That is why Republican budgets will say we should save the Social Security system. We shouldn't spend it. That is why it is part of the American Taxpayers' Bill of Rights, which a group of us Republicans introduced a few weeks ago, where we said if you pay money for your retirement it should only be spent on your retirement. It shouldn't be spent on something else.
This isn't about destroying Medicare or wrecking Medicare, as you will probably hear demagoguery on the other side. It is about saving it. It won't continue this way. There isn't enough money. We have to save it, and to save it we must reform it.
You will see proposals, you will see reform, but not in the Democratic budget that we see today. And that is what is so disappointing, Mr. Speaker. We can't ignore it. We shouldn't ignore it. It is right there. It is right before us.
Our children will look back at this time in the future as to what we did with their inheritance. And I don't mean about the death tax necessarily. I mean the inheritance of optimism that is so much a part of the American ethos, the optimism that the average American can always do better, that anyone can lift themselves up, that they can move things forward.
Instead, this is saying, no, we have to take more of your money. We have to move things backwards. You may not be able to have the same things that your parents had because we need more of your money for a failed and inefficient system.
That is not the America my parents left me, it is not the America that I want to leave my children, but it is the America that this Democratic budget is heading us towards.
Mr. Speaker, we do not need the largest tax increase in American history. We need to let people keep more of their money, not less. Families will not struggle because government doesn't spend enough. Families will struggle when government spends too much and takes too much of their money.

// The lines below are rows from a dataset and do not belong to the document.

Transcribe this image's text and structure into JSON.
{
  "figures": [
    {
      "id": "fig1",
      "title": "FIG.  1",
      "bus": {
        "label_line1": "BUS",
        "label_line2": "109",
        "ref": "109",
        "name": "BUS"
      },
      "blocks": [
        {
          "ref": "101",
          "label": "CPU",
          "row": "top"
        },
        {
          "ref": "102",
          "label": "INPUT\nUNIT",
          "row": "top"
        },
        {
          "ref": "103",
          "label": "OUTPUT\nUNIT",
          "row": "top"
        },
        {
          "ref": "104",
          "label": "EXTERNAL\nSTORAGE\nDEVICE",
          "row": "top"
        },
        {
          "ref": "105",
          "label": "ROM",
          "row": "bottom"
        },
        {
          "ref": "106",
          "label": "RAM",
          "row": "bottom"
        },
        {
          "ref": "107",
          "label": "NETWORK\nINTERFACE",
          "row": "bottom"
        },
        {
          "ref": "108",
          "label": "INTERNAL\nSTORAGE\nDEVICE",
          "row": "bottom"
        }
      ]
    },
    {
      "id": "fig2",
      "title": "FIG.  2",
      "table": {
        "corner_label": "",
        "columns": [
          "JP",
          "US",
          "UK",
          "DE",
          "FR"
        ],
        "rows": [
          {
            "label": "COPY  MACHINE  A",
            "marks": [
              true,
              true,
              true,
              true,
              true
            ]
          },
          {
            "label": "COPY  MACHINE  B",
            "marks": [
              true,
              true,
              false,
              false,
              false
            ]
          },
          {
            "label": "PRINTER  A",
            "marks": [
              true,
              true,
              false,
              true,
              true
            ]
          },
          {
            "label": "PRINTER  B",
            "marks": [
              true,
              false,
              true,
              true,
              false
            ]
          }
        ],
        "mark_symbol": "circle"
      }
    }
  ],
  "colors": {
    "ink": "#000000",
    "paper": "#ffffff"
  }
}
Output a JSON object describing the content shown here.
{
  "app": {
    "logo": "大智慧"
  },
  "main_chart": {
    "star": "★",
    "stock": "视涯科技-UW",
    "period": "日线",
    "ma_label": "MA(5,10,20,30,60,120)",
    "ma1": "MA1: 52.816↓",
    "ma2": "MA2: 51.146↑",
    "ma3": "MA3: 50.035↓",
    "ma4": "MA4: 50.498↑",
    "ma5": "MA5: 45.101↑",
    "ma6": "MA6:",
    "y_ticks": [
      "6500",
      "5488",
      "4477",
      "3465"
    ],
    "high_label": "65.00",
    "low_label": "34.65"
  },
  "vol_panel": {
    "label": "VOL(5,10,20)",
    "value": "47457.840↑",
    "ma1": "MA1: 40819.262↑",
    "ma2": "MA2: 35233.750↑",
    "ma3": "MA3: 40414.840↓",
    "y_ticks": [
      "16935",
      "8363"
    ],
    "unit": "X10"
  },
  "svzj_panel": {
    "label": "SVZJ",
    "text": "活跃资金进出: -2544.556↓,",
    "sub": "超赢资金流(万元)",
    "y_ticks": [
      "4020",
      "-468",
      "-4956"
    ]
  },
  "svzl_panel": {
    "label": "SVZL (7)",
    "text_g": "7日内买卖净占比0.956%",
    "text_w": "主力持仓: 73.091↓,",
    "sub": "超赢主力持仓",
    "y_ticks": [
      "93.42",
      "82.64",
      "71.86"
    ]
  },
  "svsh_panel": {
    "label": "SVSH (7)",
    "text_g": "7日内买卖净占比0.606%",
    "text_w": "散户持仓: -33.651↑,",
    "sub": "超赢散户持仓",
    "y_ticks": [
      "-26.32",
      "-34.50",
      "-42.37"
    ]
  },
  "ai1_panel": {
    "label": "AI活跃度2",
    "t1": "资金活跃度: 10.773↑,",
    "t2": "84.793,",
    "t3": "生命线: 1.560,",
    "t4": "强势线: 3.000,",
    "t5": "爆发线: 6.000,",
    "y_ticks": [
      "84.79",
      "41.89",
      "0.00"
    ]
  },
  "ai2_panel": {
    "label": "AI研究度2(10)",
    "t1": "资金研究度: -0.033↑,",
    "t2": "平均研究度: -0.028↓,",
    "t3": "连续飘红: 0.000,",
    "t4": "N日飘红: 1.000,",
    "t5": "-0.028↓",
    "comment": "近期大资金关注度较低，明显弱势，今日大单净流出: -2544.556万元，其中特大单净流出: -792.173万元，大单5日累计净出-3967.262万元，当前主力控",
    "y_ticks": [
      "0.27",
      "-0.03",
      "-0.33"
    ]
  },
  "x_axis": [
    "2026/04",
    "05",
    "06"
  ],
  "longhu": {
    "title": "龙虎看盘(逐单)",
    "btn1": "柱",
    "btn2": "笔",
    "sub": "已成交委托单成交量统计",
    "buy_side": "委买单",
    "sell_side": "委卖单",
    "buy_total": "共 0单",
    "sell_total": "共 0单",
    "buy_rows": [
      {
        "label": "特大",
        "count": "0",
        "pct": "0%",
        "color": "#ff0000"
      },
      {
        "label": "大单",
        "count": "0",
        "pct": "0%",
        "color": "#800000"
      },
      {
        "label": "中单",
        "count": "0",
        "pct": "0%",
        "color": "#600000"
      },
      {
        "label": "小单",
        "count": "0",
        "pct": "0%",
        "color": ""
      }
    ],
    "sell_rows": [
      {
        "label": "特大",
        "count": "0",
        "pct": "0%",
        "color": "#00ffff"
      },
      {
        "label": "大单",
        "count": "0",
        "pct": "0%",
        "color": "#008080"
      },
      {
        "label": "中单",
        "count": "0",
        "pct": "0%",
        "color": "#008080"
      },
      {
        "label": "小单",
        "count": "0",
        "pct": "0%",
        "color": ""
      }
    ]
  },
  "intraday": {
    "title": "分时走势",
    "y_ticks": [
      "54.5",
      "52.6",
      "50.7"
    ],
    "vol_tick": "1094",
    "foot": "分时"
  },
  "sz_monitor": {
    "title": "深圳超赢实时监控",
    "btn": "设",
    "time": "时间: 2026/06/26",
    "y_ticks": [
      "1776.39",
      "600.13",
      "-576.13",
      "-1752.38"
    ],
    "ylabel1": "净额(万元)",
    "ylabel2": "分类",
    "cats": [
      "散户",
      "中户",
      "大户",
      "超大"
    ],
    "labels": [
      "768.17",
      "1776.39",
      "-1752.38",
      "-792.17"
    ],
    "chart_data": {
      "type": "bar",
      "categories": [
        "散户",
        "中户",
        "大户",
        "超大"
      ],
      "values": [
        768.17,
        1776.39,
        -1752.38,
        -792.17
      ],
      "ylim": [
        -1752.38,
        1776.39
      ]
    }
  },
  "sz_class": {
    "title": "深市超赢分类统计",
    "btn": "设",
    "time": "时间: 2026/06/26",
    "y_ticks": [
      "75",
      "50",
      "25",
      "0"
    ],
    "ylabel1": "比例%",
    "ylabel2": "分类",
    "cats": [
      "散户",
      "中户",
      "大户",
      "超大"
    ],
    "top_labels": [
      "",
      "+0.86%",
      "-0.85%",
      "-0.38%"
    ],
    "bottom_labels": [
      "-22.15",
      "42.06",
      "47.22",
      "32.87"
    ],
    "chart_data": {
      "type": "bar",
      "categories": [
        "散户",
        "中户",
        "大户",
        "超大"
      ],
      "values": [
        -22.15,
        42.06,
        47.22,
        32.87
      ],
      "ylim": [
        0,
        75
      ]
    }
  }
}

Mr. Speaker, we need a solvent Social Security system, a solvent retirement system, not one that takes the money that that is taken out of people's paycheck for their retirement and spends it on other things and not one that is unsustainable, that won't exist 20 or 30 years from now.
Mr. Speaker, we need a Medicare system, a healthcare system, where people control their own healthcare, where people control their own destiny, not where the government is telling them what to do and telling them how to do it and using one of the most inefficient methods and high cost to do so. We have to reform that, or it won't exist in the future.
Yes, this Democratic budget is full of empty promises. You will hear about them over the next few days and weeks. You will hear that they promise to spend more money on this and spend more money on that and spend more money on the other thing, and in some cases they are definitely planning to do that. What they are not telling you is where they are getting it, and they are getting it right out of your pocket.
In some cases, they are going to say we are going to spend more money on this and spend more money on that and grow this program and grow that program; and, as Mr. Barrett from South Carolina said earlier, they don't actually have the money in the budget to do it. They are just telling you, oh, yeah, we are going to do it. But we will find the money later.
Well, you can be sure where they are going to get that money, probably the place they get the other money, right out of the American taxpayer. It is the only place to go, unless you cut spending somewhere else, which we are very happy to talk about, very willing to do. That is always something you do in budgets, you set those priorities.
Yes, it is a budget filled with empty promises, except one, the largest tax increase in American history.
Mr. Speaker, American taxpayers deserve better, and I hope that we will defeat this budget later this week.